For the first time ever, scientists have determined the cosmic origin of highest-energy neutrinos. A research group led by IceCube scientist Elisa Resconi, spokesperson of the Collaborative Research Center SFB1258 at the Technical University of Munich (TUM), provides an important piece of evidence that the particles detected by the IceCube neutrino telescope at the South Pole originate from a galaxy four billion light-years away from Earth.

To rule out other origins with certainty, the team led by neutrino physicist Elisa Resconi from the Technical University of Munich and multi-wavelength...

Im Focus: Magnetic vortices: Two independent magnetic skyrmion phases discovered in a single material

For the first time a team of researchers have discovered two different phases of magnetic skyrmions in a single material. Physicists of the Technical Universities of Munich and Dresden and the University of Cologne can now better study and understand the properties of these magnetic structures, which are important for both basic research and applications.

Whirlpools are an everyday experience in a bath tub: When the water is drained a circular vortex is formed. Typically, such whirls are rather stable. Similar...

Im Focus: Breaking the bond: To take part or not?

Physicists working with Roland Wester at the University of Innsbruck have investigated if and how chemical reactions can be influenced by targeted vibrational excitation of the reactants. They were able to demonstrate that excitation with a laser beam does not affect the efficiency of a chemical exchange reaction and that the excited molecular group acts only as a spectator in the reaction.

A frequently used reaction in organic chemistry is nucleophilic substitution. It plays, for example, an important role in in the synthesis of new chemical...

Im Focus: New 2D Spectroscopy Methods

Optical spectroscopy allows investigating the energy structure and dynamic properties of complex quantum systems. Researchers from the University of Würzburg present two new approaches of coherent two-dimensional spectroscopy.

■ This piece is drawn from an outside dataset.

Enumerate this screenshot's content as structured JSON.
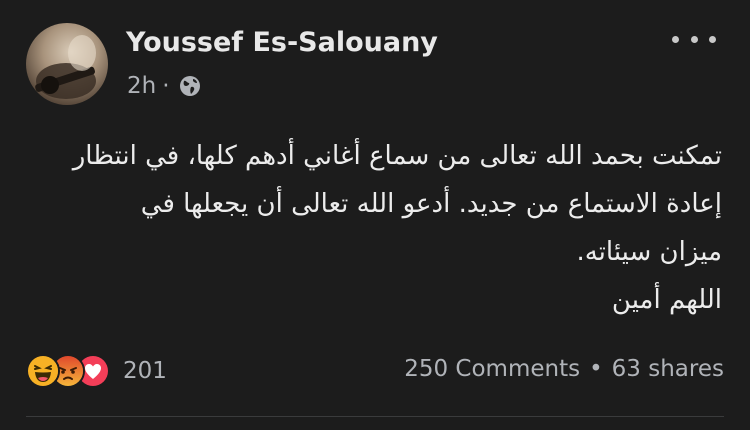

"Put an excitation into the system and observe how it evolves." According to physicist Professor Tobias Brixner, this is the credo of optical spectroscopy....

All Focus news of the innovation-report >>>

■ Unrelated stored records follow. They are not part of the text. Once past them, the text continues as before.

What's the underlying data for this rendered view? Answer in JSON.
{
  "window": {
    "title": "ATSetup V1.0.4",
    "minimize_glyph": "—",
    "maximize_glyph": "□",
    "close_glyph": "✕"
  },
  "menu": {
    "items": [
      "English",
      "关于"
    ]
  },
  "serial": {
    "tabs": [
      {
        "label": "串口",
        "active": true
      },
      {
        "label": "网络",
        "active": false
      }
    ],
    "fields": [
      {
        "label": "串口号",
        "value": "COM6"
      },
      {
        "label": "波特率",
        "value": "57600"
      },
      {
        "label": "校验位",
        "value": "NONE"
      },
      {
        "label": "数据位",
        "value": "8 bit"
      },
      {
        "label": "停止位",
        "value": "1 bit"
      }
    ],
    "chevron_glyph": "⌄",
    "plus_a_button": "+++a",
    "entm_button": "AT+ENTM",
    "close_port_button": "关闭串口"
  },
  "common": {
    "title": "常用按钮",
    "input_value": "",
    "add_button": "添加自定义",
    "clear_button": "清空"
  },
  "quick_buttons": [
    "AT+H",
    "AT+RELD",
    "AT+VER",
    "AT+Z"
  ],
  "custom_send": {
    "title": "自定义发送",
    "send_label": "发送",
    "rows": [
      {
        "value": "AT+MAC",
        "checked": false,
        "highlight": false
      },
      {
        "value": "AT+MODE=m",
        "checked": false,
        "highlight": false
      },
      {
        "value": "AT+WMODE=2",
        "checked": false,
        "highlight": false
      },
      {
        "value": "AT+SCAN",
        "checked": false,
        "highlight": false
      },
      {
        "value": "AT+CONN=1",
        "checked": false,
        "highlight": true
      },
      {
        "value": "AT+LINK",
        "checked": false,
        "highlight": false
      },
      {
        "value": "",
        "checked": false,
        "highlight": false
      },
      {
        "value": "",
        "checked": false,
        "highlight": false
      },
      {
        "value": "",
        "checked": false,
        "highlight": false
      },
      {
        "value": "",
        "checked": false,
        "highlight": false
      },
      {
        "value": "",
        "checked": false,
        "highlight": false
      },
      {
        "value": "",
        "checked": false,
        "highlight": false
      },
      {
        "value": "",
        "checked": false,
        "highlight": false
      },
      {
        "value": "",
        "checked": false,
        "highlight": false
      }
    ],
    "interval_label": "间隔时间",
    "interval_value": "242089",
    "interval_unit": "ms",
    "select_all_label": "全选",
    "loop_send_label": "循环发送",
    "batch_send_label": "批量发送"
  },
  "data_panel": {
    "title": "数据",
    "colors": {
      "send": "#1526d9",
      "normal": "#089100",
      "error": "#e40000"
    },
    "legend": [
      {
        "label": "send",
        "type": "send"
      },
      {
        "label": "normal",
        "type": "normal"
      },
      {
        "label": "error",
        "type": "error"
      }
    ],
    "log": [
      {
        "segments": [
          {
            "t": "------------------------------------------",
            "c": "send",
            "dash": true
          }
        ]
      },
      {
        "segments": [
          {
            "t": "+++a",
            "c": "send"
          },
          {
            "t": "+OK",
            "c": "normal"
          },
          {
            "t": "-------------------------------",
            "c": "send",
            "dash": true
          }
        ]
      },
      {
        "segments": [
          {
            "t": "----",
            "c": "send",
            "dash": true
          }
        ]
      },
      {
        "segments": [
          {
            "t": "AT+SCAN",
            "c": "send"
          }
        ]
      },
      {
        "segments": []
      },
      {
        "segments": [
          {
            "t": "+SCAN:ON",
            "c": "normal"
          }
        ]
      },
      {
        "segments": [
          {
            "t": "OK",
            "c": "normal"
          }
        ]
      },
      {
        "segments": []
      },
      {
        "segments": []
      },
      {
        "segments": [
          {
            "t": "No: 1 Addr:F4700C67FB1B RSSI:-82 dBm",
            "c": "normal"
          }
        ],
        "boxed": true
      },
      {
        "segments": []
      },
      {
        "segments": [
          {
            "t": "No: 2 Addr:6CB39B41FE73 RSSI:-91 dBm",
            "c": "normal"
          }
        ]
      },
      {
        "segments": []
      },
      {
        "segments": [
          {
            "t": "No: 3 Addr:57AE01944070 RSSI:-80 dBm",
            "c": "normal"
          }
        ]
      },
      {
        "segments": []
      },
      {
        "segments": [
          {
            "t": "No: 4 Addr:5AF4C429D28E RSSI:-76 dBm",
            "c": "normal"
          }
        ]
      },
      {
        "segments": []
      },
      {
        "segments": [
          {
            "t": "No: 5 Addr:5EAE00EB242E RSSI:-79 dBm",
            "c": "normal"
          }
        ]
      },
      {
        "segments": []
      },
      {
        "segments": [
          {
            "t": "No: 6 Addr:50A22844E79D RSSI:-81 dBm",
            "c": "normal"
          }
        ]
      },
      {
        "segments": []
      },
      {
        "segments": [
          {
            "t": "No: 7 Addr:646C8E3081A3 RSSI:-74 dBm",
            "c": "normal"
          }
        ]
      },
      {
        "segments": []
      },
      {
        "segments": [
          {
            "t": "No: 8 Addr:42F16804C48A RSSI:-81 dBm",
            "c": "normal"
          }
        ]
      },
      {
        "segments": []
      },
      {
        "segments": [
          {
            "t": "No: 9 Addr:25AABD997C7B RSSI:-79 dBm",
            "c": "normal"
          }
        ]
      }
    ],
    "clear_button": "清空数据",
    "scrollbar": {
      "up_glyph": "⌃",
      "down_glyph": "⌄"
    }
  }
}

Anzeige

Anzeige

VideoLinks
Industry & Economy
Event News

Leading experts in Diabetes, Metabolism and Biomedical Engineering discuss Precision Medicine

13.07.2018 | Event News

Conference on Laser Polishing – LaP: Fine Tuning for Surfaces

12.07.2018 | Event News

11th European Wood-based Panel Symposium 2018: Meeting point for the wood-based materials industry

03.07.2018 | Event News

 
Latest News

A smart safe rechargeable zinc ion battery based on sol-gel transition electrolytes

20.07.2018 | Power and Electrical Engineering

Reversing cause and effect is no trouble for quantum computers

20.07.2018 | Information Technology

Princeton-UPenn research team finds physics treasure hidden in a wallpaper pattern

20.07.2018 | Materials Sciences

VideoLinks
Science & Research
Overview of more VideoLinks >>>